CHICAGO (CBS) — Federal railroad officials got an earful Wednesday from the mayors of several Chicago area towns that have been affected by a growing number of increasingly long trains hauling crude oil and other volatile materials.
WBBM Newsradio’s John Cody reports the mayors expressed concerns about traffic congestion and public safety from freight trains that they said have been getting longer and more dangerous, due to larger amounts of flammable crude oil they haul in outdated tanker cars.READ MORE: Judge Bars Chicago Police Union President John Catanzara From Encouraging Officers To Defy City's Vaccine Mandate
The mayors spoke directly to Federal Railroad Administrator Joe Szabo and Surface Transportation Board Chairman Dan Elliott III, at a meeting arranged by U.S. Sen. Dick Durbin.
The senator said approximately 25 percent of all freight train traffic travels through the Chicago area each day, including 40 trains hauling crude oil.
Barrington Village President Karen Darch said the village has seen a stark increase in the number of completely full freight trains hauling 100 or more carloads of crude oil or ethanol along the Elgin, Joliet and Eastern Railway.
“Before, half of the community didn’t even know where the EJ&E Line was. There were a couple of trains at night.
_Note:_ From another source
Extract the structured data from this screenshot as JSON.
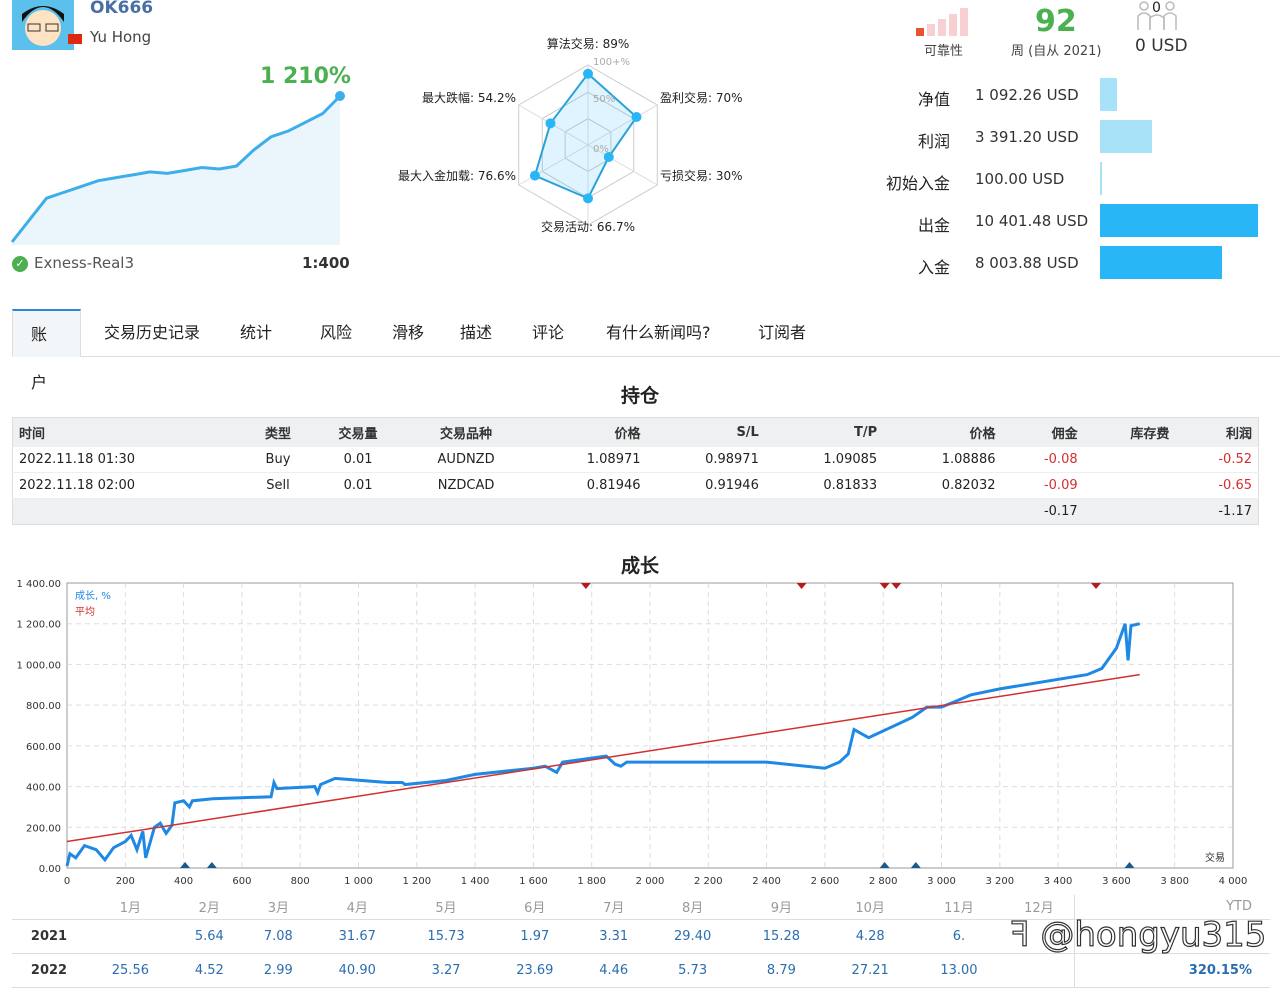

Now, several times a day, traffic – all traffic – comes to a halt as the train passes through town, and these can be hundred-car trains,” she said.